The Voice Literary Supplement for October was full of special treats, not the least of which was a profile of Marguerite Young, author of Miss MacIntosh, My Darling, a novel that I remembered from the seventies but had never read. D.M. Fraser, whose literary judgment I usually respected, kept a paperback copy by him for years. It was 1200 pages long, and I recall it having a lurid cover, and presumed it to be a sentimental potboiler and Fraser's possession of it, despite his protestations to the contrary, to be some kind of joke. Only now am I corrected for the arrogance of my youth, by Lisa Cohen, whose article in VLS makes me want to read Miss Maclntosh immediately. (I just stoked up the public library online catalogue to discover they don't have it!) Marguerite Young is in her mid-eighties and lives in a nursing home where she still writes poetry. Clearly I have done her (and Fraser) a disservice which needs undoing.
In the same issue is a piece by William Kendrick titled "Return to Sender: The Myth of the Death of the Letter," a terrific meditation on the history of letter writing and the sentimental myths that surround this apparently private act. At one point, speaking of the much-despised form letter, he reminds us that one of history's greatest practitioners of the form letter was none other than Saint Paul, whose form letters to the Galatians et al can be readily found in the Bible. Supporting essays on the art of letter-writing and the history of the postcard make this issue of VLS a real keeper.
The November Harper's came through too, with "The Revolt of the Elites," an essay by Christopher Lasch in which he registers the crumbling of the middle class and the emergence of new elites whose allegiance to country or "people" is limited to their own supra-national, private and moneyed enclaves. This "weakening of the nation state" is accompanied by the rise of symbolic analysts, the knowledge workers who serve the new elites and further the process of fragmentation that threatens to lead us all into chaos.
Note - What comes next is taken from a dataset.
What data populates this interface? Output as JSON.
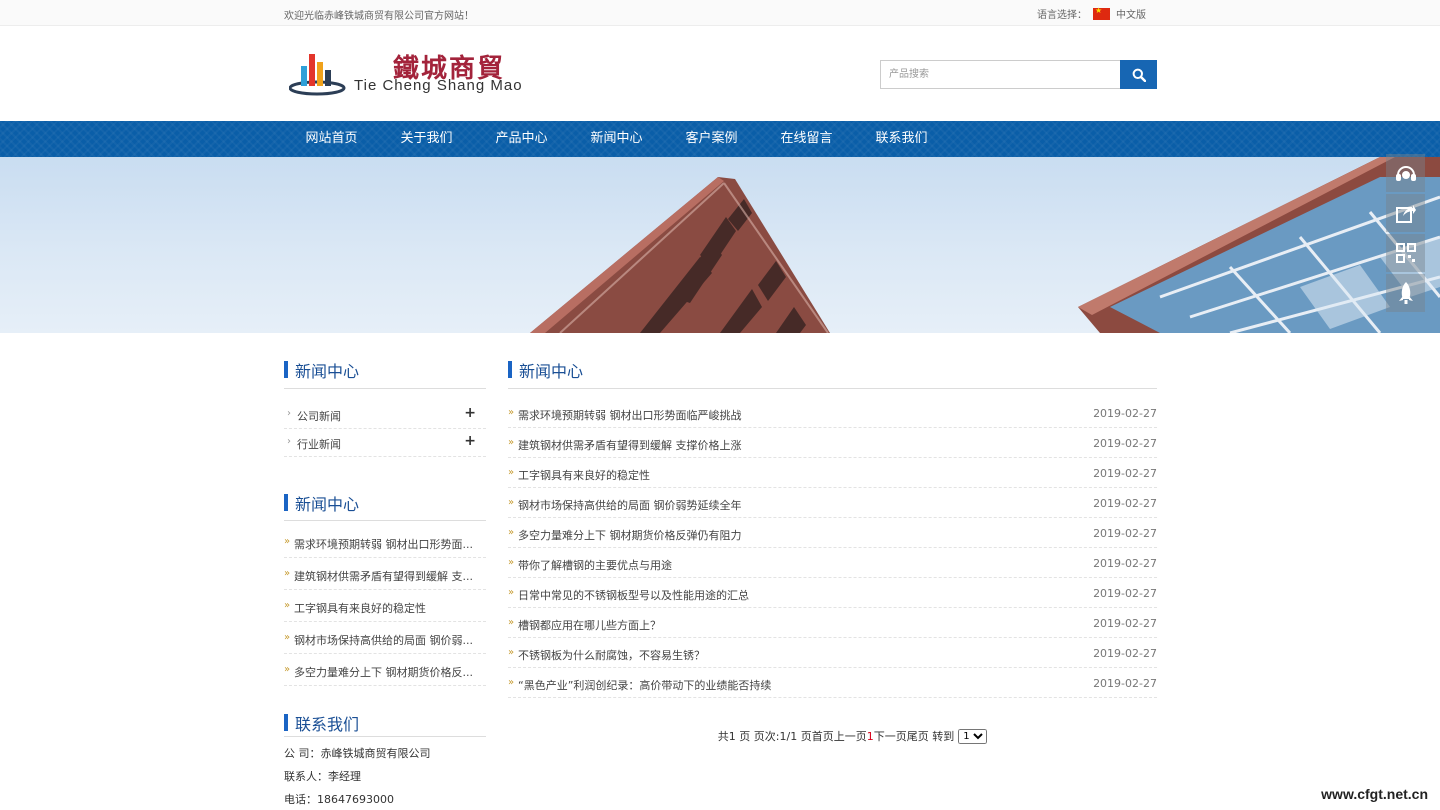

In the Atlantic, Peter F. Drucker in "The Age of Social Transformation" foresees in the new "class" of knowledge workers hope for a somewhat utopian future. Thematic convergence? Something is definitely in the air.